1005 PM CDT Wed Jul 22 2020 .SHORT TERM.../Tonight/ The convection has diminished this evening, a bit sooner than what was observed 24 hrs ago, with the bndry lyr having quickly cooled near the remnants of a weak shear axis over portions of Srn AR and N LA. The earlier runs of the global models as well as the latest 00Z NAM continue to suggest that isolated convection may redevelop overnight near this weak shear axis over SE OK/portions of extreme NE TX/SW AR/extreme Nrn LA, with even the latest run of the HRRR suggesting this as well, and thus have retained slight and low chance pops tonight across these areas to account for this possibility. Unfortunately, the rain may be harder to come by Thursday as this shear axis dissolves in response to the amplifying upper ridge over the Srn Plains which will expand E to the Mid-South region, thus suppressing most convection development while in turn, resulting in an increase in the heat. Did not make much adjustments to the forecast min temps tonight, with temps expected to range from the lower to mid 70s once again.
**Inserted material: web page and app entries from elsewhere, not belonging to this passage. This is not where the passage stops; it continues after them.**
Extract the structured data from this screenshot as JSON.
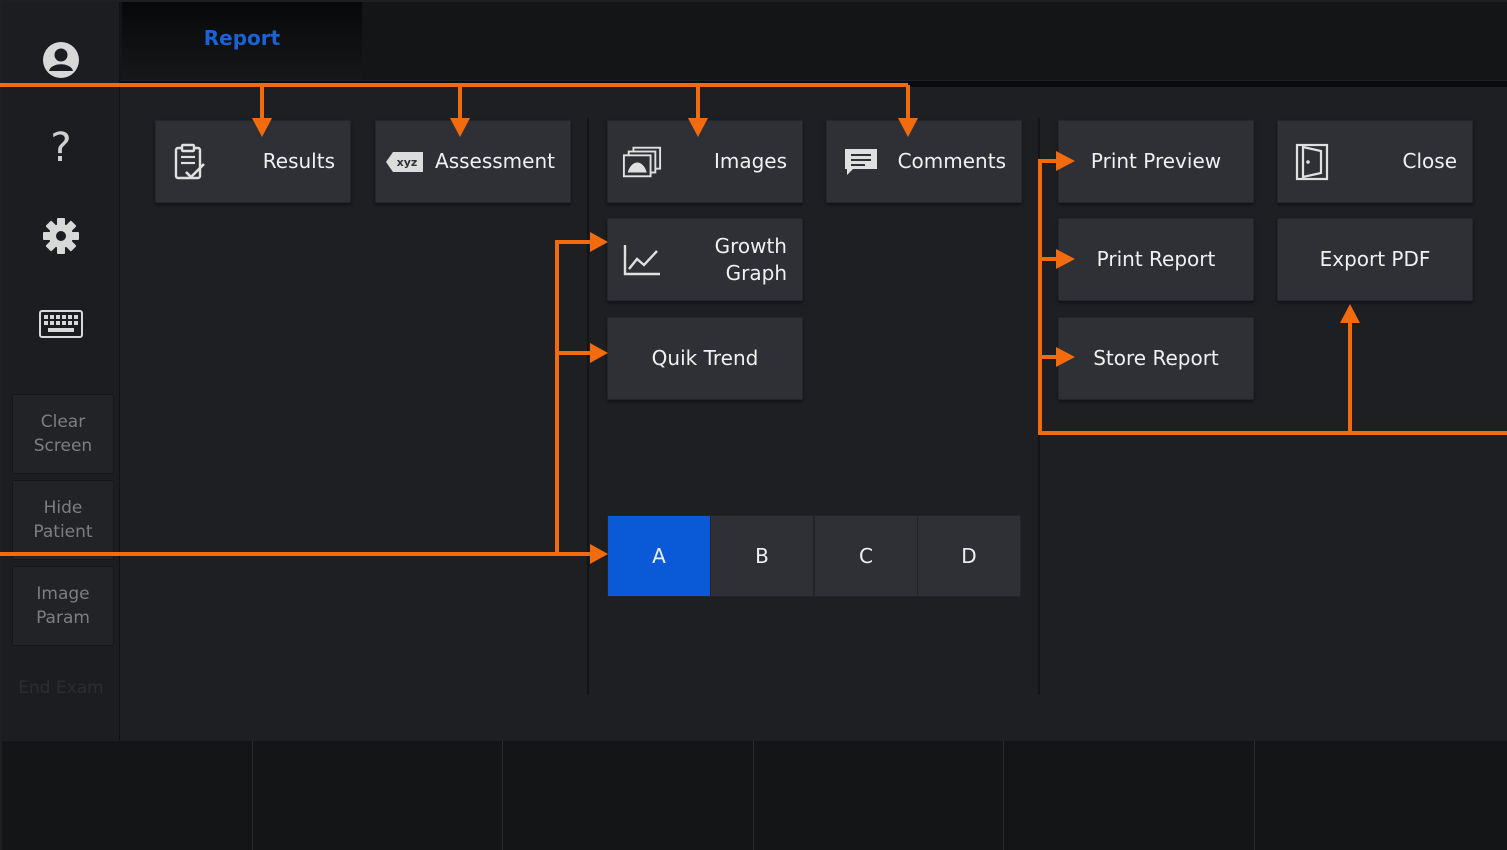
{
  "header": {
    "active_tab": "Report"
  },
  "sidebar": {
    "icons": [
      "user-icon",
      "help-icon",
      "gear-icon",
      "keyboard-icon"
    ],
    "help_glyph": "?",
    "buttons": [
      {
        "label": "Clear\nScreen"
      },
      {
        "label": "Hide\nPatient"
      },
      {
        "label": "Image\nParam"
      }
    ],
    "end_exam": "End Exam"
  },
  "panel_left": {
    "results": "Results",
    "assessment": "Assessment",
    "assessment_badge": "xyz"
  },
  "panel_middle": {
    "images": "Images",
    "comments": "Comments",
    "growth_graph": "Growth\nGraph",
    "quik_trend": "Quik Trend",
    "segments": [
      "A",
      "B",
      "C",
      "D"
    ],
    "active_segment": "A"
  },
  "panel_right": {
    "print_preview": "Print Preview",
    "close": "Close",
    "print_report": "Print Report",
    "export_pdf": "Export PDF",
    "store_report": "Store Report"
  },
  "colors": {
    "accent": "#0a59d6",
    "annotation": "#f26b0f",
    "tab_text": "#1a63d6",
    "button_bg": "#2e3035",
    "background": "#1e1f23"
  }
}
While the heat will return Thursday, convection should increase across portions of E TX/N LA/Srn AR Friday N of newly formed TD 8 in the Cntrl Gulf, which will continue W towards the TX coast through the weekend. Zone update already out...grids will be available shortly. 15 && .PREV DISCUSSION... /issued 644 PM CDT Wed Jul 22 2020/ AVIATION... VFR conditions should continue through much, if not all of the 23/00Z TAF period. The convection continues to quickly diminish across the region early this evening, although convective debris will linger through the overnight hours. Some isolated SHRA redevelopment will be possible though overnight across portions of extreme NE TX/SW AR/NW LA near a weak disturbance aloft, but low confidence precludes mention in the SHV/TXK terminals attm. Some patchy FG/BR will be possible late tonight in areas that received rain earlier today, with brief IFR/low MVFR cigs possible around/shortly after daybreak Thursday before scattering out by mid-morning. A sct cu field is expected by late morning through the afternoon, with isolated convection possible across portions of extreme NE TX/SE OK/SW AR near the weakening upper level disturbance, as well as across the Srn sections of Ncntrl LA well N of a slowly developing low pressure system drifting W across the Cntrl Gulf. Any convection though should diminish by early evening. Lt/Vrb winds tonight will become SE 4-8kts after 15Z. /15/ && .PRELIMINARY POINT TEMPS/POPS... SHV 75 93 76 91 / 10 20 0 50 MLU 75 95 75 92 / 20 30 10 60 DEQ 73 90 73 92 / 30 30 0 20 TXK 73 91 75 90 / 20 20 0 20 ELD 72 94 73 92 / 20 20 10 30 TYR 75 93 75 90 / 10 10 0 30 GGG 74 93 75 91 / 10 10 0 40 LFK 74 93 76 90 / 10 10 10 70 && .SHV WATCHES/WARNINGS/ADVISORIES... AR...None. LA...None. OK...None. TX...None. && $$ 15